▶ _TASK TO COMPLETE_
Leave out the pictures and retype all the entries below exactly.

▶ _DATA SECTION_
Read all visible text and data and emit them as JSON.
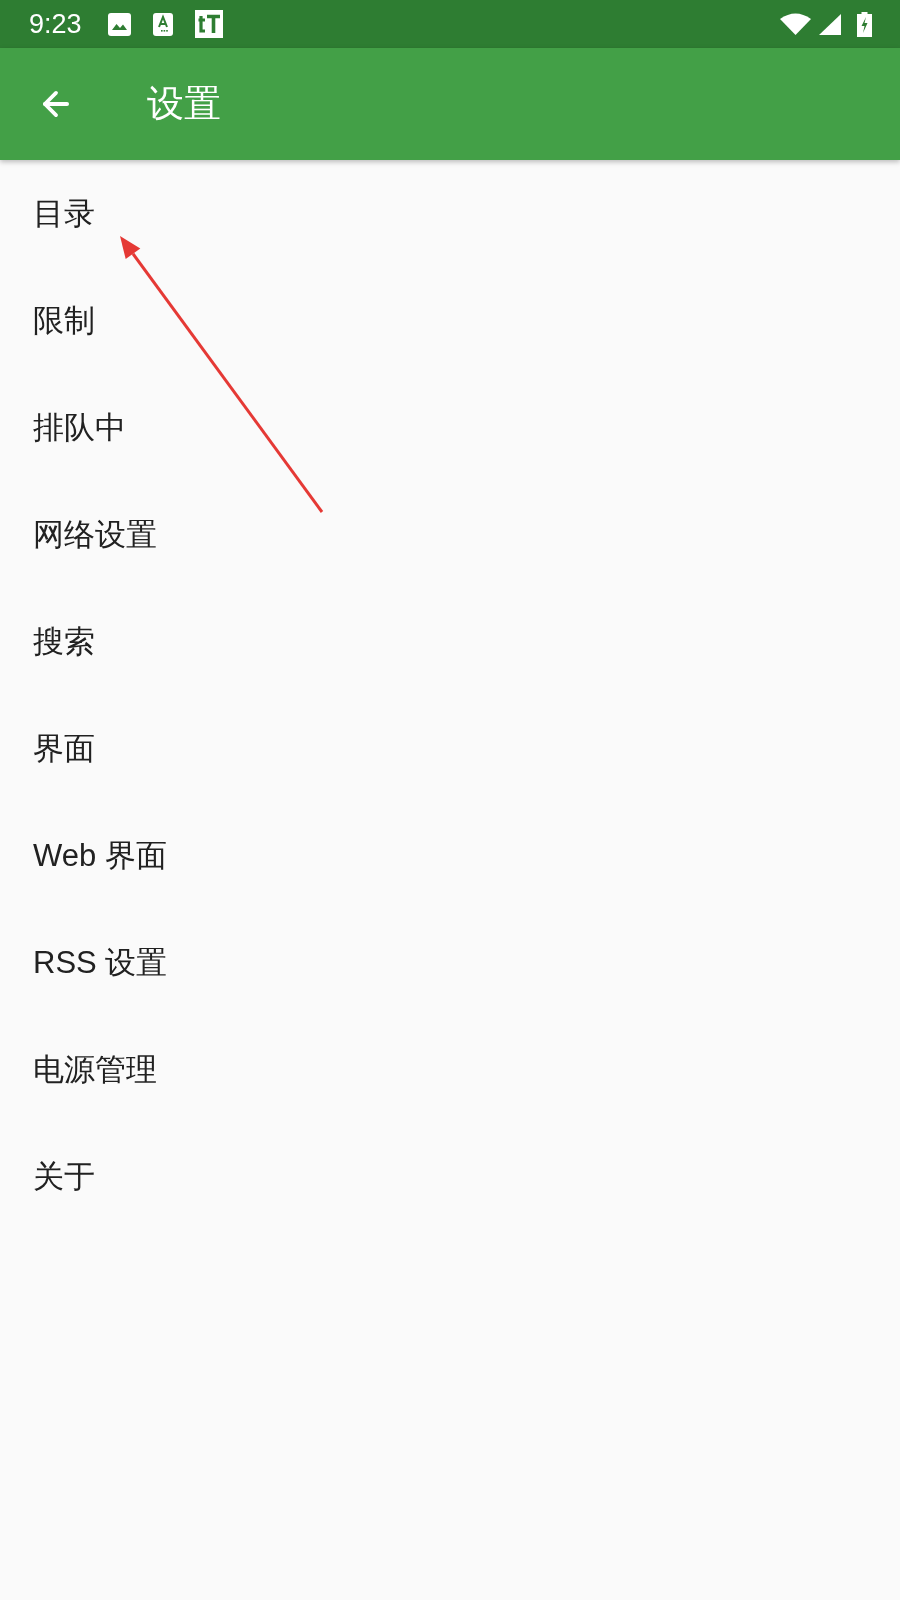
{
  "status_bar": {
    "time": "9:23"
  },
  "app_bar": {
    "title": "设置"
  },
  "settings": [
    "目录",
    "限制",
    "排队中",
    "网络设置",
    "搜索",
    "界面",
    "Web 界面",
    "RSS 设置",
    "电源管理",
    "关于"
  ],
  "annotation": {
    "kind": "arrow"
  }
}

▶ _EXERCISE OUTPUT_
Read all visible text and data and emit them as JSON.
{
  "status_bar": {
    "time": "9:23"
  },
  "app_bar": {
    "title": "设置"
  },
  "settings": [
    "目录",
    "限制",
    "排队中",
    "网络设置",
    "搜索",
    "界面",
    "Web 界面",
    "RSS 设置",
    "电源管理",
    "关于"
  ],
  "annotation": {
    "kind": "arrow"
  }
}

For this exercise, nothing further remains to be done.